Problem details –
State only how many lines of the records contain the string "JSON".

Exercise data –

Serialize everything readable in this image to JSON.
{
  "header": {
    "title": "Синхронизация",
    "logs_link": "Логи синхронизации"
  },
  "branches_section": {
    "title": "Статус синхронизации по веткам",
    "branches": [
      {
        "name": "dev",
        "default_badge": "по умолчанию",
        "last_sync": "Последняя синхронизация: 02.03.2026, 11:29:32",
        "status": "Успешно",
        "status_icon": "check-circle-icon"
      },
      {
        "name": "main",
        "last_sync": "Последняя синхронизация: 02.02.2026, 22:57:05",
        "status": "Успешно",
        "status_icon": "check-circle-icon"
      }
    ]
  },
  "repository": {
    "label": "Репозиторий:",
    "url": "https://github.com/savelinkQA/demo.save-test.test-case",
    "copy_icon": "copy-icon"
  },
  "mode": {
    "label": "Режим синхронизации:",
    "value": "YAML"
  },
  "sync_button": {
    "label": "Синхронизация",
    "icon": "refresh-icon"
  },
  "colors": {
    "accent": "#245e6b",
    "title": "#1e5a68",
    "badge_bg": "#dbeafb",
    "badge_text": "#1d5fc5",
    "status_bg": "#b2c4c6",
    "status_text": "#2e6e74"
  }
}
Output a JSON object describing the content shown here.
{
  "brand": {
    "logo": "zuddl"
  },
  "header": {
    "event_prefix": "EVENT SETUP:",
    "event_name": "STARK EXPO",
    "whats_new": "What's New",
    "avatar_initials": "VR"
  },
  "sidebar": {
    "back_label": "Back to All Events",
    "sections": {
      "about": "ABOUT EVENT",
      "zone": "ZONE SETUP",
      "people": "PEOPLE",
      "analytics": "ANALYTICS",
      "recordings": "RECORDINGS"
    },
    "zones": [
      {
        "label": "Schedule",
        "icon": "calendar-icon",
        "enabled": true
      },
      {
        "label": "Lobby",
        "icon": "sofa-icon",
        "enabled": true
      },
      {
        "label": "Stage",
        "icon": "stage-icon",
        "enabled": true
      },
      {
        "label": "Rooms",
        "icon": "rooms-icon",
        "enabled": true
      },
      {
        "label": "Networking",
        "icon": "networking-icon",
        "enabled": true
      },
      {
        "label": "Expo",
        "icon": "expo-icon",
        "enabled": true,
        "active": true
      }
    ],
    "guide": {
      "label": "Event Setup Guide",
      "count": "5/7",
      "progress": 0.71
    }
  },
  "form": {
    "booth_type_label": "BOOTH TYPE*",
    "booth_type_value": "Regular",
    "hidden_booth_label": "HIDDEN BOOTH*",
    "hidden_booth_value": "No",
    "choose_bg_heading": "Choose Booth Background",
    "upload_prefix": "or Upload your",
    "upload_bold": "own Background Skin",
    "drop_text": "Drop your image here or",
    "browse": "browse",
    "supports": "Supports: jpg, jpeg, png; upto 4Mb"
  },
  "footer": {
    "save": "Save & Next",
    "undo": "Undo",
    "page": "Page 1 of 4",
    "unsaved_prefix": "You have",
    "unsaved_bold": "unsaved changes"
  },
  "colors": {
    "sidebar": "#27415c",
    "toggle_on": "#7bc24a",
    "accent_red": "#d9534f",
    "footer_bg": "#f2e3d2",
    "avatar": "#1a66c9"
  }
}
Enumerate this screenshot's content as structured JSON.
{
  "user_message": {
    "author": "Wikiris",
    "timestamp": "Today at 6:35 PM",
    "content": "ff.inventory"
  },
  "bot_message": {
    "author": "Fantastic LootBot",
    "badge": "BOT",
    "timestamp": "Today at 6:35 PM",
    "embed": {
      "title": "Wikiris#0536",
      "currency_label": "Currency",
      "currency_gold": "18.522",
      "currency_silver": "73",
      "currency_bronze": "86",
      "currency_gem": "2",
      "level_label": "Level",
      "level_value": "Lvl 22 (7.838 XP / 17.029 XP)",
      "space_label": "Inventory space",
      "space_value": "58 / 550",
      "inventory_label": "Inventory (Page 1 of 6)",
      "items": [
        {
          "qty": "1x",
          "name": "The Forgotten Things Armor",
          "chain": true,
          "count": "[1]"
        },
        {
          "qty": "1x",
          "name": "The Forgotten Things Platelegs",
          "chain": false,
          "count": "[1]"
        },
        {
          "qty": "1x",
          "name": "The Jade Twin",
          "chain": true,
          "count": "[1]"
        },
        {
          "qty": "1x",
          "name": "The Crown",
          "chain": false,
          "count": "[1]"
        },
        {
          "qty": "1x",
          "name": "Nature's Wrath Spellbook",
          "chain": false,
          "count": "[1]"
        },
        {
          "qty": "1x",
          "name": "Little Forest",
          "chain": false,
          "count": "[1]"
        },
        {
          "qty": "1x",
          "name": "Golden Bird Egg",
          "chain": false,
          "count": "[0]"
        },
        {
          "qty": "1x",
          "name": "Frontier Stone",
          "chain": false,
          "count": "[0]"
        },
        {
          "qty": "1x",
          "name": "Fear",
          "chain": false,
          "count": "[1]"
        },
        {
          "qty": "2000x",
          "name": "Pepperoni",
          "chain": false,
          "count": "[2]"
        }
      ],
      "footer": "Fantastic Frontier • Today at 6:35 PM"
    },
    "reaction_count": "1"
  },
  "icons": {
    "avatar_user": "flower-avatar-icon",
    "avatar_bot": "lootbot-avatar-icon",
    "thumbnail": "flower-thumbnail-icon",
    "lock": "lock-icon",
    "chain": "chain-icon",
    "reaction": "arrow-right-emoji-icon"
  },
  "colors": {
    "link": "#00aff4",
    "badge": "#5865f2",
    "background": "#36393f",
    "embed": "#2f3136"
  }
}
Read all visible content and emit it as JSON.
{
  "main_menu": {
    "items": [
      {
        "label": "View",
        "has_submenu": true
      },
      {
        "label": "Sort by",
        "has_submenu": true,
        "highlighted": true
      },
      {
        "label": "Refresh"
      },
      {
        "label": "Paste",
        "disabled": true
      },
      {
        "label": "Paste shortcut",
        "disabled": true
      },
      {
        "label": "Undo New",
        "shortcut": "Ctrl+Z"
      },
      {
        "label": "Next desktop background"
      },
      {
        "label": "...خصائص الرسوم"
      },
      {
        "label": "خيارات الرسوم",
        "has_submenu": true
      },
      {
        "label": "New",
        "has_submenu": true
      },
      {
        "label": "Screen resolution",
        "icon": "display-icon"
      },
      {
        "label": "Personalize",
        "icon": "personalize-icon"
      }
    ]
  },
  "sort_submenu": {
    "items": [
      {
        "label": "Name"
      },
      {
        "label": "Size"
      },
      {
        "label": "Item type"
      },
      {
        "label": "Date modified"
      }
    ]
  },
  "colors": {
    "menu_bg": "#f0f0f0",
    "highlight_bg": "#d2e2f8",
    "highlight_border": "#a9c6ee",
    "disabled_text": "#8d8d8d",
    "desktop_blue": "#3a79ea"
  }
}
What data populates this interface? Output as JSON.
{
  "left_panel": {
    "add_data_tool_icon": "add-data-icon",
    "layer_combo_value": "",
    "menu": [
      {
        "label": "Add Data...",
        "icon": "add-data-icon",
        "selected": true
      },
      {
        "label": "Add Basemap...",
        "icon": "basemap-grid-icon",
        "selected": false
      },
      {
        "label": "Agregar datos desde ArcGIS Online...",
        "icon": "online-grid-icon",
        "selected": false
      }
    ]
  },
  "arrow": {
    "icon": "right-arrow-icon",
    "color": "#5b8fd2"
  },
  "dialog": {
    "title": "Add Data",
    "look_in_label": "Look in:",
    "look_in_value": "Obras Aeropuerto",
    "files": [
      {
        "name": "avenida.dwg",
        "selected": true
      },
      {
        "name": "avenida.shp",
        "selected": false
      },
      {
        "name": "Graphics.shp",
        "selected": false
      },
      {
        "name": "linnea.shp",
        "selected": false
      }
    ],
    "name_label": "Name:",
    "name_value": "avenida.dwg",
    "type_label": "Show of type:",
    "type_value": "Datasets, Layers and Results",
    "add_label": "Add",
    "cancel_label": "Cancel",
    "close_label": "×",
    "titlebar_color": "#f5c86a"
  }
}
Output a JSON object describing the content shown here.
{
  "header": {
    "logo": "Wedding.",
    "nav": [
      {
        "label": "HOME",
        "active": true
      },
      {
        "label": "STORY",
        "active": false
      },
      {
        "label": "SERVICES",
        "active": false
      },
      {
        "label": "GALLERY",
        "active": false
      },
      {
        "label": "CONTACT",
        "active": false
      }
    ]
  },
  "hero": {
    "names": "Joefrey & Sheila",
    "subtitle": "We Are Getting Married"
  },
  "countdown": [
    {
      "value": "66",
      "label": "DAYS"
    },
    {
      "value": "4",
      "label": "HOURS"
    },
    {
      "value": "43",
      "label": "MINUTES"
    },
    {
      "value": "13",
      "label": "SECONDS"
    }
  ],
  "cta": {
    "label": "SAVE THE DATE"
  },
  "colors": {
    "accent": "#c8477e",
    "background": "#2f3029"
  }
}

Response below –
6